Aim of the exercise
Please say how many lines of the listing hold "Crear", with no other words in the answer.
━━ Data provided
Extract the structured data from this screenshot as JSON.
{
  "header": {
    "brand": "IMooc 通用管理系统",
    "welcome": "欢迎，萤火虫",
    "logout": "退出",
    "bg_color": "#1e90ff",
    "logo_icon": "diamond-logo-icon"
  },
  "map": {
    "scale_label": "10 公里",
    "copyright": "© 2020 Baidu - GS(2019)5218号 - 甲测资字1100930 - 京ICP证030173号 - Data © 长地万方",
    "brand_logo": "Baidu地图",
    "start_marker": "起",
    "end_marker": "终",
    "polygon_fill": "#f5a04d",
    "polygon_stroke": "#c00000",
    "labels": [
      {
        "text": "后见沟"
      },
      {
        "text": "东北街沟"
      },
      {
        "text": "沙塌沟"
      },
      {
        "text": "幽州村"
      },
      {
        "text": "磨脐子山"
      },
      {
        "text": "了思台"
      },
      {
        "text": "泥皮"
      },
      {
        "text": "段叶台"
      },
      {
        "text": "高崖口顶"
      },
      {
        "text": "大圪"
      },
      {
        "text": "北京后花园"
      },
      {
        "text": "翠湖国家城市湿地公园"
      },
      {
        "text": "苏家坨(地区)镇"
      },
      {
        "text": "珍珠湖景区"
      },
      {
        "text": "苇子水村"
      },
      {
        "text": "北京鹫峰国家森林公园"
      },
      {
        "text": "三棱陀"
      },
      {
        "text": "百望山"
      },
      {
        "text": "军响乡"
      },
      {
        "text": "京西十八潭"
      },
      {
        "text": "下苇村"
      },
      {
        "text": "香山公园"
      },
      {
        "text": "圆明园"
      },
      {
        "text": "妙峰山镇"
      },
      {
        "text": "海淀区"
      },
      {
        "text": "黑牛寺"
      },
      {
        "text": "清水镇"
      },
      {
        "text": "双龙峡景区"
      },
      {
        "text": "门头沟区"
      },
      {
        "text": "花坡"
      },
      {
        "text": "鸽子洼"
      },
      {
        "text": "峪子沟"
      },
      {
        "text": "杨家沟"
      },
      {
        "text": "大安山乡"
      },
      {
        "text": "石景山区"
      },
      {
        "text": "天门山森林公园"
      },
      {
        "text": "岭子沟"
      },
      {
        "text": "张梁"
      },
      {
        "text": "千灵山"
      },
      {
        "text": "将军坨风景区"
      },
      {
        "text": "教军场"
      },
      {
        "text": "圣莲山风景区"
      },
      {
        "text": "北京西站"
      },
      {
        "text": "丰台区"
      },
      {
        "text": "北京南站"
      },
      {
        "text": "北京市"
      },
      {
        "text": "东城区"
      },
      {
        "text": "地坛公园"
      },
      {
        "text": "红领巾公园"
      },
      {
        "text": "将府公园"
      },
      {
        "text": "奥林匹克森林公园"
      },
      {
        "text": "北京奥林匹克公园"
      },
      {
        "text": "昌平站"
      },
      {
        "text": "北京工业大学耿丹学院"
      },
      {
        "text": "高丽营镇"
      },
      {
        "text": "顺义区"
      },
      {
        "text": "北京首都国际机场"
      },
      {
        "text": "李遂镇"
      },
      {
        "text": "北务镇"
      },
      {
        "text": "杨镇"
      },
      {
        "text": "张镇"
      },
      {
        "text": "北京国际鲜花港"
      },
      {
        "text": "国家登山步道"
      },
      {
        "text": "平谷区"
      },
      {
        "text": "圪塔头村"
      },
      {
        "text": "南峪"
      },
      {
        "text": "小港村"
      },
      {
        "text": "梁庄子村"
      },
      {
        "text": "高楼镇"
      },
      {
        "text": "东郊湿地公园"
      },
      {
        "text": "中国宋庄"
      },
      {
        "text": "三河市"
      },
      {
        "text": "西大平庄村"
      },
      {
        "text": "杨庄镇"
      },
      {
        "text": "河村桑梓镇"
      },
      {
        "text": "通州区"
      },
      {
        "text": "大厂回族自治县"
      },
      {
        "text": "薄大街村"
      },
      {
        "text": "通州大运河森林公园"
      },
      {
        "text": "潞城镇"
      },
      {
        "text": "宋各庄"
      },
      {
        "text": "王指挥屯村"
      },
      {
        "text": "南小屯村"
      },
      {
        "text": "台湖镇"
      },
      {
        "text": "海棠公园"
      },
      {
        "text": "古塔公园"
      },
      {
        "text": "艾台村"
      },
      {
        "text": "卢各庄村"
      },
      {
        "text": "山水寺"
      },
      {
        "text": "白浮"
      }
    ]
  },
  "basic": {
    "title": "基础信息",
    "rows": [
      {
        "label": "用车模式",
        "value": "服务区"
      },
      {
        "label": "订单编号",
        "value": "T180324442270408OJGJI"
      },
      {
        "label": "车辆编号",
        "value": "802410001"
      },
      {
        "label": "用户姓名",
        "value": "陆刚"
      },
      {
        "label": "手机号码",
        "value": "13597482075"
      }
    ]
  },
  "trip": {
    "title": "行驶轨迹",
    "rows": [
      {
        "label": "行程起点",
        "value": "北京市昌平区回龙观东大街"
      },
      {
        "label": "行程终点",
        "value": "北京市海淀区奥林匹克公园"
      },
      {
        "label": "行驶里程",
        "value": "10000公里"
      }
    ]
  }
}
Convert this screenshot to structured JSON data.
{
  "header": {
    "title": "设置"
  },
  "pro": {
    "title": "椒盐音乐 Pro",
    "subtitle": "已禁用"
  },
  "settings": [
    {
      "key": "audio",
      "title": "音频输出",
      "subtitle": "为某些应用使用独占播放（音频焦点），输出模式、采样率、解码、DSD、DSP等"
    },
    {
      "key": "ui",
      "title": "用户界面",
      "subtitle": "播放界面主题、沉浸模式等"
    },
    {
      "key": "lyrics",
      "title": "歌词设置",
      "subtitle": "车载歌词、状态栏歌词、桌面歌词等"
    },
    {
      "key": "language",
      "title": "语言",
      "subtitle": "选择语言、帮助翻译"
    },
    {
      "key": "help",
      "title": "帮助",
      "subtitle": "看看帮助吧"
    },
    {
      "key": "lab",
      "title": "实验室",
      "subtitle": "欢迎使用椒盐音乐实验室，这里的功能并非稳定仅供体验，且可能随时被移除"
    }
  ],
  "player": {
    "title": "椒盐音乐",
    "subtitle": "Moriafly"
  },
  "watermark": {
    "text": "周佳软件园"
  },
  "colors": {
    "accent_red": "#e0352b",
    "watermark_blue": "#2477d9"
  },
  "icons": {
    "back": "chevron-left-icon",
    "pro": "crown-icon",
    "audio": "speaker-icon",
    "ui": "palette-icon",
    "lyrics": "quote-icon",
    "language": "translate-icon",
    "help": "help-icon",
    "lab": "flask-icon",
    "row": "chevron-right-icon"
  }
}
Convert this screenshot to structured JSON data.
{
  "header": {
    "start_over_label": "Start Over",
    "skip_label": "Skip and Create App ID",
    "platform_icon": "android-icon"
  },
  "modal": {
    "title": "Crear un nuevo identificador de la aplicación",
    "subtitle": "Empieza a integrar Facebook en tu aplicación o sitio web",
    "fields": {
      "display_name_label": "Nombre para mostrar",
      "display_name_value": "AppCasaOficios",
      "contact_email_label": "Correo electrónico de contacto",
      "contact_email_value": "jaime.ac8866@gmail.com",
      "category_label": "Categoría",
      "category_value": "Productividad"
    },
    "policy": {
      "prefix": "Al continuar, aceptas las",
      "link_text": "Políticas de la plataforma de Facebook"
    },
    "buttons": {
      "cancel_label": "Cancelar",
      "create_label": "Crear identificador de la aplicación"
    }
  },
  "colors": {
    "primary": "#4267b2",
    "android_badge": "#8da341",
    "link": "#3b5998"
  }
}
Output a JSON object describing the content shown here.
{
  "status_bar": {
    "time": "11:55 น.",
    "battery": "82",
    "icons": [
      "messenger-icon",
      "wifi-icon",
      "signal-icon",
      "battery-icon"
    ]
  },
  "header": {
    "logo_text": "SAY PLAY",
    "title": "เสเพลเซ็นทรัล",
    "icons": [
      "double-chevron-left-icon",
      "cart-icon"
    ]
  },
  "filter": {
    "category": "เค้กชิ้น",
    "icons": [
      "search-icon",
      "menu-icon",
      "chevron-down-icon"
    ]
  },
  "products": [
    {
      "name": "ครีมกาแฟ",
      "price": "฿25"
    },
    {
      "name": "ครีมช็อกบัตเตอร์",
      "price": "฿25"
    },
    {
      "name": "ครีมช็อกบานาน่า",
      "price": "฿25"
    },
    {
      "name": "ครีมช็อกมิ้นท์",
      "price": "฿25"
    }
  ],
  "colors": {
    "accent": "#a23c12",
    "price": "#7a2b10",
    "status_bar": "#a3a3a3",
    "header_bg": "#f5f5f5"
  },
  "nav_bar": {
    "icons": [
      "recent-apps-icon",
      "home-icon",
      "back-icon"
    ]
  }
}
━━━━
Solution to the exercise
2